### Try it
A single number is required: how many lines in the records below contain "header".

═════ Records shown

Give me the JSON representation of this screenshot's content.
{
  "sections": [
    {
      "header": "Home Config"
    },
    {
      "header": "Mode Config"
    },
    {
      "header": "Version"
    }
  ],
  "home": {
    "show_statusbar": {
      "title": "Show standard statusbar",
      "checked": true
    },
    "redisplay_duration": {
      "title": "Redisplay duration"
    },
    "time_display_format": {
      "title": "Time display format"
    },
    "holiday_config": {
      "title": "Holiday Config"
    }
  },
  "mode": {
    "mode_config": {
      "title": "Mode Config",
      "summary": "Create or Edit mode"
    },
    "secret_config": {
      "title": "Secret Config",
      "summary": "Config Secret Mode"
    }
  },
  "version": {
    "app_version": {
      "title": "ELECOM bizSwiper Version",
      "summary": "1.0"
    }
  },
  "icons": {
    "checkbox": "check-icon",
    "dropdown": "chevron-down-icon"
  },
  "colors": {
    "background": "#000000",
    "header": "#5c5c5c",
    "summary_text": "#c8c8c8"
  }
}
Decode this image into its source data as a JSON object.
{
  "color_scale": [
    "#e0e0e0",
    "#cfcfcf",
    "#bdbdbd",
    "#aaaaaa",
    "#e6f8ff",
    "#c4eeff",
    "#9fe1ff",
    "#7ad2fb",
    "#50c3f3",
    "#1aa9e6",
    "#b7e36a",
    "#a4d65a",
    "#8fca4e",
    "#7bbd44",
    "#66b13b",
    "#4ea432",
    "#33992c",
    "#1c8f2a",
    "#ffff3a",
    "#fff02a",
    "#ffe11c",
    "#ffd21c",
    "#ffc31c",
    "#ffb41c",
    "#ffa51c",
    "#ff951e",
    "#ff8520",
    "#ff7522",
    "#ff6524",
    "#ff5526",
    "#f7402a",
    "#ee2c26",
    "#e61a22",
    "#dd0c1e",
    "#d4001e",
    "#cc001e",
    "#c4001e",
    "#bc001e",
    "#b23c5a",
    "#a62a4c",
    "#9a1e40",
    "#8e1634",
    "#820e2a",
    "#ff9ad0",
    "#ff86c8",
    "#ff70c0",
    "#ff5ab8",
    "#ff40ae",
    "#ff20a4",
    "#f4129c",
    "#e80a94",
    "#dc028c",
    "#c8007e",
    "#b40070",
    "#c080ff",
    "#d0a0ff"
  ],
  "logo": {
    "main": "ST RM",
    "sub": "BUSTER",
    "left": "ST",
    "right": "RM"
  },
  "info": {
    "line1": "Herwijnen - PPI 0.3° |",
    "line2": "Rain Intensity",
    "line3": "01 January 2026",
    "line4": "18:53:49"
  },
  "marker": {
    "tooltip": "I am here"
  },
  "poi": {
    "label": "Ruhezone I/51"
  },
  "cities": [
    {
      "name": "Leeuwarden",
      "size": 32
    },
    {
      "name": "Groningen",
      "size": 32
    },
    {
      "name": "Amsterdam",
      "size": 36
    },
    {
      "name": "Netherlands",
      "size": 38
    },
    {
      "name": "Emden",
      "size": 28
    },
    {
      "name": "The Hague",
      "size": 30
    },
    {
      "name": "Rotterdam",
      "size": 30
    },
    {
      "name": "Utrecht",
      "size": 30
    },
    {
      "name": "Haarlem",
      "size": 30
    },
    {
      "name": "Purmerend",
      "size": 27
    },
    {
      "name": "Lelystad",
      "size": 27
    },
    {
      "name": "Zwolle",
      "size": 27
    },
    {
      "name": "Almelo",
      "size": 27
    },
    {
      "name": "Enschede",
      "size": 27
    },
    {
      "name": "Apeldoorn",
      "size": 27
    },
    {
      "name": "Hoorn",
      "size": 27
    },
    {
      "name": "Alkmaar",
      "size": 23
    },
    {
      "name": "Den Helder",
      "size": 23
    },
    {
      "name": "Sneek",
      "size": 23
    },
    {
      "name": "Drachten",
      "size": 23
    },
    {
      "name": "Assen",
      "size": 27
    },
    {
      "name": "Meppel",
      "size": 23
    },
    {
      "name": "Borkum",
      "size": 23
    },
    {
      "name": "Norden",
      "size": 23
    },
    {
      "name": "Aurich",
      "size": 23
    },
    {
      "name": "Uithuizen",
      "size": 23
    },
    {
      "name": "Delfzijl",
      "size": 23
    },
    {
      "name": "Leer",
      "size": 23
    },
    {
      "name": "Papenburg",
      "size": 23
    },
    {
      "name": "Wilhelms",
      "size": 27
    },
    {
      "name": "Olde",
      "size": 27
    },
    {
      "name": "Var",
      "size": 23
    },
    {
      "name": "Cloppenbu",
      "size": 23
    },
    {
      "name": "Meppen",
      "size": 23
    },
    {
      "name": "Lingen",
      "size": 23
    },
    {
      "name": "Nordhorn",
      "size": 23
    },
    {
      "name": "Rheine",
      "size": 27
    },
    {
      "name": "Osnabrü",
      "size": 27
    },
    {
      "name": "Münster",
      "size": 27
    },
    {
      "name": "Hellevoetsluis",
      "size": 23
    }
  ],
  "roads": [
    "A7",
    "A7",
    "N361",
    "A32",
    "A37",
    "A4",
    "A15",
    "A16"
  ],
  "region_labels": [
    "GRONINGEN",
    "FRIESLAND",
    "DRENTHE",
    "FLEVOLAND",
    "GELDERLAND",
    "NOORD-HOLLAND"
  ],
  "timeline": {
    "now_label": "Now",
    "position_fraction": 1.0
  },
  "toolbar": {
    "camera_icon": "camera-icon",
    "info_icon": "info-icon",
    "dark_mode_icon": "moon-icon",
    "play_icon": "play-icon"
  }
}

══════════

### Response box
4